(Entries from a dataset of interfaces)
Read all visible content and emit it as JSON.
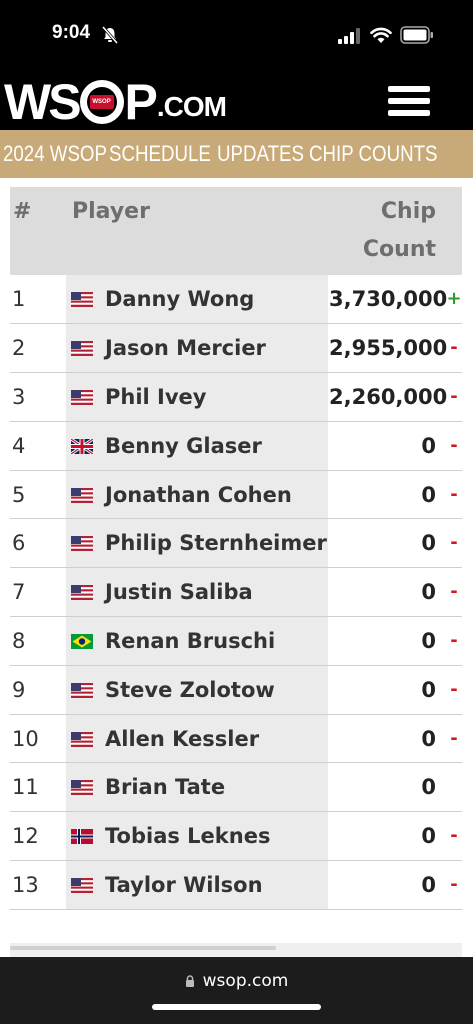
{
  "status_bar": {
    "time": "9:04"
  },
  "header": {
    "logo_text_left": "WS",
    "logo_text_right": "P",
    "logo_suffix": ".COM",
    "logo_badge": "WSOP"
  },
  "nav": {
    "items": [
      "2024 WSOP",
      "SCHEDULE",
      "UPDATES",
      "CHIP COUNTS"
    ]
  },
  "table": {
    "headers": {
      "num": "#",
      "player": "Player",
      "chip": "Chip Count"
    },
    "rows": [
      {
        "rank": "1",
        "flag": "usa",
        "player": "Danny Wong",
        "chips": "3,730,000",
        "trend": "+"
      },
      {
        "rank": "2",
        "flag": "usa",
        "player": "Jason Mercier",
        "chips": "2,955,000",
        "trend": "-"
      },
      {
        "rank": "3",
        "flag": "usa",
        "player": "Phil Ivey",
        "chips": "2,260,000",
        "trend": "-"
      },
      {
        "rank": "4",
        "flag": "uk",
        "player": "Benny Glaser",
        "chips": "0",
        "trend": "-"
      },
      {
        "rank": "5",
        "flag": "usa",
        "player": "Jonathan Cohen",
        "chips": "0",
        "trend": "-"
      },
      {
        "rank": "6",
        "flag": "usa",
        "player": "Philip Sternheimer",
        "chips": "0",
        "trend": "-"
      },
      {
        "rank": "7",
        "flag": "usa",
        "player": "Justin Saliba",
        "chips": "0",
        "trend": "-"
      },
      {
        "rank": "8",
        "flag": "brazil",
        "player": "Renan Bruschi",
        "chips": "0",
        "trend": "-"
      },
      {
        "rank": "9",
        "flag": "usa",
        "player": "Steve Zolotow",
        "chips": "0",
        "trend": "-"
      },
      {
        "rank": "10",
        "flag": "usa",
        "player": "Allen Kessler",
        "chips": "0",
        "trend": "-"
      },
      {
        "rank": "11",
        "flag": "usa",
        "player": "Brian Tate",
        "chips": "0",
        "trend": ""
      },
      {
        "rank": "12",
        "flag": "norway",
        "player": "Tobias Leknes",
        "chips": "0",
        "trend": "-"
      },
      {
        "rank": "13",
        "flag": "usa",
        "player": "Taylor Wilson",
        "chips": "0",
        "trend": "-"
      }
    ]
  },
  "browser": {
    "url": "wsop.com"
  },
  "colors": {
    "gold": "#c8a978",
    "up": "#2a9d2a",
    "down": "#d11a1a"
  }
}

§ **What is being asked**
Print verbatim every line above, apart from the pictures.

§ **Exercise response**
Read all visible content and emit it as JSON.
{
  "status_bar": {
    "time": "9:04"
  },
  "header": {
    "logo_text_left": "WS",
    "logo_text_right": "P",
    "logo_suffix": ".COM",
    "logo_badge": "WSOP"
  },
  "nav": {
    "items": [
      "2024 WSOP",
      "SCHEDULE",
      "UPDATES",
      "CHIP COUNTS"
    ]
  },
  "table": {
    "headers": {
      "num": "#",
      "player": "Player",
      "chip": "Chip Count"
    },
    "rows": [
      {
        "rank": "1",
        "flag": "usa",
        "player": "Danny Wong",
        "chips": "3,730,000",
        "trend": "+"
      },
      {
        "rank": "2",
        "flag": "usa",
        "player": "Jason Mercier",
        "chips": "2,955,000",
        "trend": "-"
      },
      {
        "rank": "3",
        "flag": "usa",
        "player": "Phil Ivey",
        "chips": "2,260,000",
        "trend": "-"
      },
      {
        "rank": "4",
        "flag": "uk",
        "player": "Benny Glaser",
        "chips": "0",
        "trend": "-"
      },
      {
        "rank": "5",
        "flag": "usa",
        "player": "Jonathan Cohen",
        "chips": "0",
        "trend": "-"
      },
      {
        "rank": "6",
        "flag": "usa",
        "player": "Philip Sternheimer",
        "chips": "0",
        "trend": "-"
      },
      {
        "rank": "7",
        "flag": "usa",
        "player": "Justin Saliba",
        "chips": "0",
        "trend": "-"
      },
      {
        "rank": "8",
        "flag": "brazil",
        "player": "Renan Bruschi",
        "chips": "0",
        "trend": "-"
      },
      {
        "rank": "9",
        "flag": "usa",
        "player": "Steve Zolotow",
        "chips": "0",
        "trend": "-"
      },
      {
        "rank": "10",
        "flag": "usa",
        "player": "Allen Kessler",
        "chips": "0",
        "trend": "-"
      },
      {
        "rank": "11",
        "flag": "usa",
        "player": "Brian Tate",
        "chips": "0",
        "trend": ""
      },
      {
        "rank": "12",
        "flag": "norway",
        "player": "Tobias Leknes",
        "chips": "0",
        "trend": "-"
      },
      {
        "rank": "13",
        "flag": "usa",
        "player": "Taylor Wilson",
        "chips": "0",
        "trend": "-"
      }
    ]
  },
  "browser": {
    "url": "wsop.com"
  },
  "colors": {
    "gold": "#c8a978",
    "up": "#2a9d2a",
    "down": "#d11a1a"
  }
}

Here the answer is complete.